During day swordfish go down up to a depth of 2,000 ft and stay in semi-darkness, returning to the surface at night. It is one of the main reasons why not much is known about the biology of this animal. It does not swim continuously like many fish do in search of food, instead it acts like a cheetah and is known as a ‘stalker and sprinter’. If it is to remain alert and ready to respond to opportunities that might present themselves, it must have a sensory system that can respond immediately. And this is precisely that swordfish has. In order to spot and chase passing prey, particularly in cold depths, the fish warms up its eyes and brain, an ability it shares with the white marlin and the sailfish, the fastest fish in water.

Swordfish and its relatives swim so fast that sometimes they cannot stop abruptly. Confronted by an unexpected obstacle, they can be in trouble. Broken swords of swordfish have been found embedded in whales and wooden ships. Predators in the open sea, though, can normally afford to overshoot the mark, but those attacking prey close to the bottom are in danger of crashing into the mud. The large-mouthed bass swims slowly towards its target, using vision to guide itself. At the last moment, it darts at the prey, oblivious to any change of course. If the prey moves, the bass misses, but it is careful not to overshoot the original spot.
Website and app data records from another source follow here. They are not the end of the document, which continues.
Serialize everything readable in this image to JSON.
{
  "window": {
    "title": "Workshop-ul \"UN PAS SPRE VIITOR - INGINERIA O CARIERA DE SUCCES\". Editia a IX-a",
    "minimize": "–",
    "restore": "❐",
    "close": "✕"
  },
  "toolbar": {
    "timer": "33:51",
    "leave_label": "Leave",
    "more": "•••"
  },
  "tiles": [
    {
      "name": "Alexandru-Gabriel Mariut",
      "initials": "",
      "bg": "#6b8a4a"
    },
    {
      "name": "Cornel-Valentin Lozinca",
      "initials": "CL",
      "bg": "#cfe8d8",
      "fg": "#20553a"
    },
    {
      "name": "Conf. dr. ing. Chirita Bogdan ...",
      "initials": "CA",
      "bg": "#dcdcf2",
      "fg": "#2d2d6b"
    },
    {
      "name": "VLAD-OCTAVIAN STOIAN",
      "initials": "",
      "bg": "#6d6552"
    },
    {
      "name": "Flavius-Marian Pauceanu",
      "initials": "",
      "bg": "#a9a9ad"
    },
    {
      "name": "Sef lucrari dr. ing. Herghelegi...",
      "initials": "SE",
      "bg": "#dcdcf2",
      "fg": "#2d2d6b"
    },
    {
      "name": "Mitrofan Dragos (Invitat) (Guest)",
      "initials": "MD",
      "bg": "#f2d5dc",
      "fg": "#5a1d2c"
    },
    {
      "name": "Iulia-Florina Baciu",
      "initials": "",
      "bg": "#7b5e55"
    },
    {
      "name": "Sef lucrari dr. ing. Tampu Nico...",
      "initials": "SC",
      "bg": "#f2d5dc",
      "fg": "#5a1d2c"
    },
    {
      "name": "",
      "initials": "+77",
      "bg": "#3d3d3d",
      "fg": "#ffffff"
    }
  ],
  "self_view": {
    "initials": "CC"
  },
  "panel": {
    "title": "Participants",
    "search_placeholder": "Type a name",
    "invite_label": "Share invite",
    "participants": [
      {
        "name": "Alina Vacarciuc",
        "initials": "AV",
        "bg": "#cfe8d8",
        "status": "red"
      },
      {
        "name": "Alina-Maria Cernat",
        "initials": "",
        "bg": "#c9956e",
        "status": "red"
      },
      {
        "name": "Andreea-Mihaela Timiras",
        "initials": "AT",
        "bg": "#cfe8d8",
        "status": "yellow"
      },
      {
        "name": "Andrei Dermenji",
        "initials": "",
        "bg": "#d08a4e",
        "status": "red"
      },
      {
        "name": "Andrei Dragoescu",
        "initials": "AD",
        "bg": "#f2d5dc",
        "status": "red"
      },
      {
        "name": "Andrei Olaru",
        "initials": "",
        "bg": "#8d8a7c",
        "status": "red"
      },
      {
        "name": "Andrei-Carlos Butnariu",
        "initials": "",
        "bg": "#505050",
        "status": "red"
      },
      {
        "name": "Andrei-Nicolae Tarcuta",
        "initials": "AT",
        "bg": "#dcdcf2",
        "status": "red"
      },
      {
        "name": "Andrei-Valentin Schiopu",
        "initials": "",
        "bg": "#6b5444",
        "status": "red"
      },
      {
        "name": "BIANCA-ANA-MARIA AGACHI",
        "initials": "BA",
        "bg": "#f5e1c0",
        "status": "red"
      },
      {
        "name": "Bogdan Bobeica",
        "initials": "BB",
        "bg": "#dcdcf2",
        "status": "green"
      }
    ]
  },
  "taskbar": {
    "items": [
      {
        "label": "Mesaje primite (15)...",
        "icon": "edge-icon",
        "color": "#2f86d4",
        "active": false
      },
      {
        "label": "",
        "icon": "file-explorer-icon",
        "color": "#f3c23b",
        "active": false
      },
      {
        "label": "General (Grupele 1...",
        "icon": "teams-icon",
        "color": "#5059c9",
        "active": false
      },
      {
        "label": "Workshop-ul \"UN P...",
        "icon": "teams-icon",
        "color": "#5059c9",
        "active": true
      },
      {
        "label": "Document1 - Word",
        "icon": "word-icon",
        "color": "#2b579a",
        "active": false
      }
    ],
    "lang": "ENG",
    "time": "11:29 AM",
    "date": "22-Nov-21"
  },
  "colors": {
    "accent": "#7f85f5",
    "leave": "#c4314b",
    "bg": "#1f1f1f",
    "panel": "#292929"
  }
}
It makes rapid braking movements just before the actual point of prey capture so as not to crash.


This feature was published on April 29, 2001